Obama's trip to Minneapolis on Friday comes three weeks after he announced his full support for the right of same-sex couples to wed, and it's his first trip since then to a state that will definitely have a gay marriage ban on the November ballot. Voters in Washington, Maine and Maryland - three other states Obama won in 2008 - are expected to vote on gay marriage.
Minnesota's version, which locals call the "marriage amendment," would toughen current limits on gay rights and etch the ban into the state constitution. Obama won 54 percent of the vote in the state and is expected to win it again this year, so opponents of the ban are hoping enough Minnesotans follow the president's self-described evolution on gay marriage so they can defeat it.
Republican nominee Mitt Romney has yet to open an office in Minnesota, and it's unclear whether he will devote resources to trying to win the Democratic-leaning state that typically sees a certain degree of presidential campaign action every four years. If it doesn't become a seriously contested presidential battleground, it's likely the amendment would fail if opponents could simply persuade everyone who votes for Obama to vote against the amendment.
John Murphy, an expert on presidential rhetoric at the University of Illinois at Urbana-Champaign, said it's not a stretch to think some Democrats previously unlikely to vote in favor of gay rights would be won over by Obama. When presidents take a new stand on a hot-button social issue, Murphy said, it can motivate dedicated party followers to change their own views and stay on the same page as their party's leader.
Still, supporters of gay marriage - even in traditionally Democratic states - have had little success convincing voters, losing all 32 recent statewide votes on the issue. Any gains for gay marriage supporters nationally have come through court decisions or legislative action.The electoral losing streak is one that gay-rights activists in Minnesota and nationally desperately hope to halt this fall. The last year has shown a succession of national polls with support for gay marriage exceeding 50 percent, most recently a Washington Post-ABC News poll released last week finding 53 percent of respondents in favor.
In 2008, Californians gave Obama 61 percent of the vote over John McCain while simultaneously overturning a state Supreme Court decision that legalized gay marriage. The chief strategist in the California push against gay marriage, Frank Schubert, was recently announced as the campaign manager for Minnesota for Marriage, a coalition of evangelical and Catholic groups working to pass Minnesota's amendment. Chuck Darrell, spokesman for Minnesota for Marriage, said Obama's recent shift for gay marriage generated interest and enthusiasm for his group.
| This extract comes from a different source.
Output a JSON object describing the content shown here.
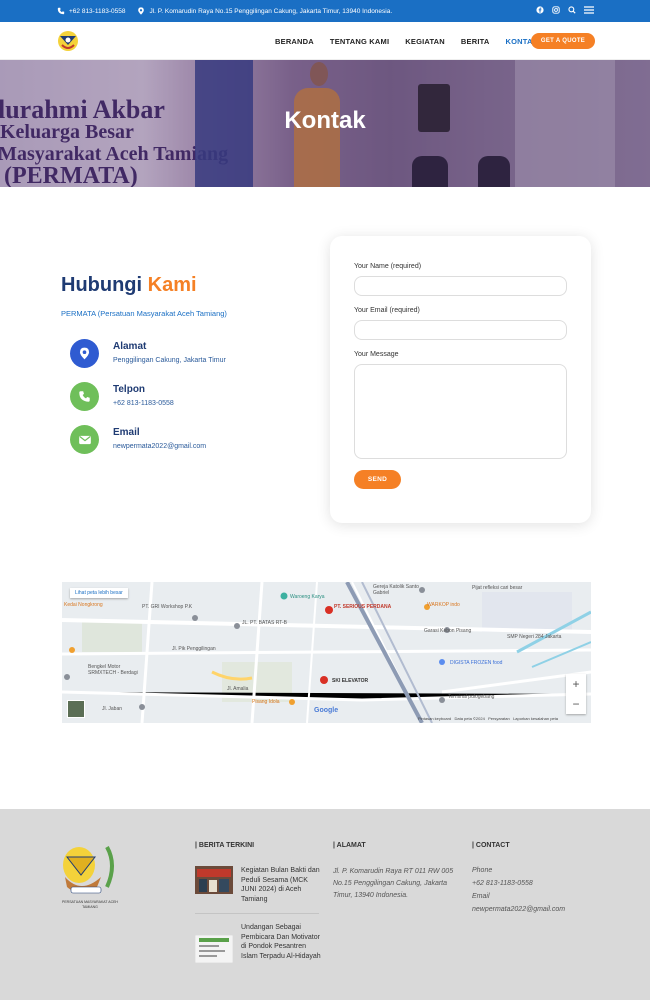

Minnesota's gay-marriage supporters aren't pinning all their hopes on Obama. Minnesotans United is reaching out to Republicans, citing evidence that the split over gay marriage is more generational than partisan. Scott Cottington, a Minnesota-based national GOP strategist said his kids, both in their early 20s, "think gay marriage is a basic civil right."
Romney opposes gay marriage and would limit recognition of gay relationships to letting states offer some rights to same-sex couples. He opposes civil unions if they extend benefits identical to marriage.
Representatives for Minnesotans United and the Obama campaign said there are no plans to coordinate campaigns, but the two groups could find mutual benefit in getting out the youth vote.
The president is scheduled to talk about jobs and attend a political fundraiser in Minneapolis, but Carlbom, of Minnesotans United, said he hoped Obama would continue to talk about his support for gay marriage.